_What is expected_
Note every line in the entries that contains the string "JSON", and copy it.

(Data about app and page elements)
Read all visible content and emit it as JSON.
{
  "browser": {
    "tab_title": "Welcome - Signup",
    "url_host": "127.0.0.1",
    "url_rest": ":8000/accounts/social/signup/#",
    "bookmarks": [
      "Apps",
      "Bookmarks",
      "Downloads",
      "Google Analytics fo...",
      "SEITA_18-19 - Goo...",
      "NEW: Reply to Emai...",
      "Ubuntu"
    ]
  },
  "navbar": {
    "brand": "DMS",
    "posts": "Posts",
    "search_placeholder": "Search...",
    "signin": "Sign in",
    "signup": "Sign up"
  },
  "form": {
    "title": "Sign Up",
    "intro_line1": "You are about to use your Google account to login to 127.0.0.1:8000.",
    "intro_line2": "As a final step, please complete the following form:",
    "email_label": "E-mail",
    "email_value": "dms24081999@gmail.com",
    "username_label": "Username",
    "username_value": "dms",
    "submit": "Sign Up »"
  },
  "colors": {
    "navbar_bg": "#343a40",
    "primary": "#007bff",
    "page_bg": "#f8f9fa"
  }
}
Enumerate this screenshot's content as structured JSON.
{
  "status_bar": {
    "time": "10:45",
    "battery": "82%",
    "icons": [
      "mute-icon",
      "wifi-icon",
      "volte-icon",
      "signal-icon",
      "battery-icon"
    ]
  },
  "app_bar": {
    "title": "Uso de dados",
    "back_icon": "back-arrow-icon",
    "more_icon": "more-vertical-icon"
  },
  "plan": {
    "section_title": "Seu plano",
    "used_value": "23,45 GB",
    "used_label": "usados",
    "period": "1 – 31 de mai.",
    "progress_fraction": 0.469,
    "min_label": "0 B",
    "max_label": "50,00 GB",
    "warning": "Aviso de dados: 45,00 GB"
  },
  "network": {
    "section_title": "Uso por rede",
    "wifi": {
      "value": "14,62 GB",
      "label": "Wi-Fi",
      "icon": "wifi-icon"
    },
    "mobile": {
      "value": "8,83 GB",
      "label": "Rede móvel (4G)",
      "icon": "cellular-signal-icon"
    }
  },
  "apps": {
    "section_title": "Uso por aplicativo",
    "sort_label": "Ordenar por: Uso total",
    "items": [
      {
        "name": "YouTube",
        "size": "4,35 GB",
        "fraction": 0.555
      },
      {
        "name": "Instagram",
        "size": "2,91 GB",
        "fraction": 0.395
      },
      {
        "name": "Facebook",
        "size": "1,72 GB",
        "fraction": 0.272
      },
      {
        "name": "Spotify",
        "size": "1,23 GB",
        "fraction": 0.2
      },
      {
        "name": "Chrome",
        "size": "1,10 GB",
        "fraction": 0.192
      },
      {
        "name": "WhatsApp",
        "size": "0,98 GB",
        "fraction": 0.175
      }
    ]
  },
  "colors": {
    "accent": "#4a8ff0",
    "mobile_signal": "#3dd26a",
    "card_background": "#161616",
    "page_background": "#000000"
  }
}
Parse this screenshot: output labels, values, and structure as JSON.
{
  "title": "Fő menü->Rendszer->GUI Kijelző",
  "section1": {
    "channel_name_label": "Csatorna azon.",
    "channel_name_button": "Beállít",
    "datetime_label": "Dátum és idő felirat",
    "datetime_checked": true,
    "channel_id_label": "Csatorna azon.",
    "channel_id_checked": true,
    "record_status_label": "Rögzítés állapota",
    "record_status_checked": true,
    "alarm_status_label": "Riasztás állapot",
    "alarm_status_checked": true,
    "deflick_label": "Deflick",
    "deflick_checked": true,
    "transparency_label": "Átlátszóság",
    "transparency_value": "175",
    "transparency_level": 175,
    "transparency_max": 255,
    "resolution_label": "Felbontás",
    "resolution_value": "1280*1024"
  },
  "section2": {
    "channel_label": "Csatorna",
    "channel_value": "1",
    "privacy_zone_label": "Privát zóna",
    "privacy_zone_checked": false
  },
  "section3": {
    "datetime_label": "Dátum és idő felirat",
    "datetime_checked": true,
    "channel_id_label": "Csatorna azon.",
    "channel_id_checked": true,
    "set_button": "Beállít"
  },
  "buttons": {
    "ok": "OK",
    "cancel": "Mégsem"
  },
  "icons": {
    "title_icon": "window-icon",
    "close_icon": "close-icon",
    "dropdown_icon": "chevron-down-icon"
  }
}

_Expected output_
Read all visible content and emit it as JSON.
Enumerate this screenshot's content as structured JSON.
Parse this screenshot: output labels, values, and structure as JSON.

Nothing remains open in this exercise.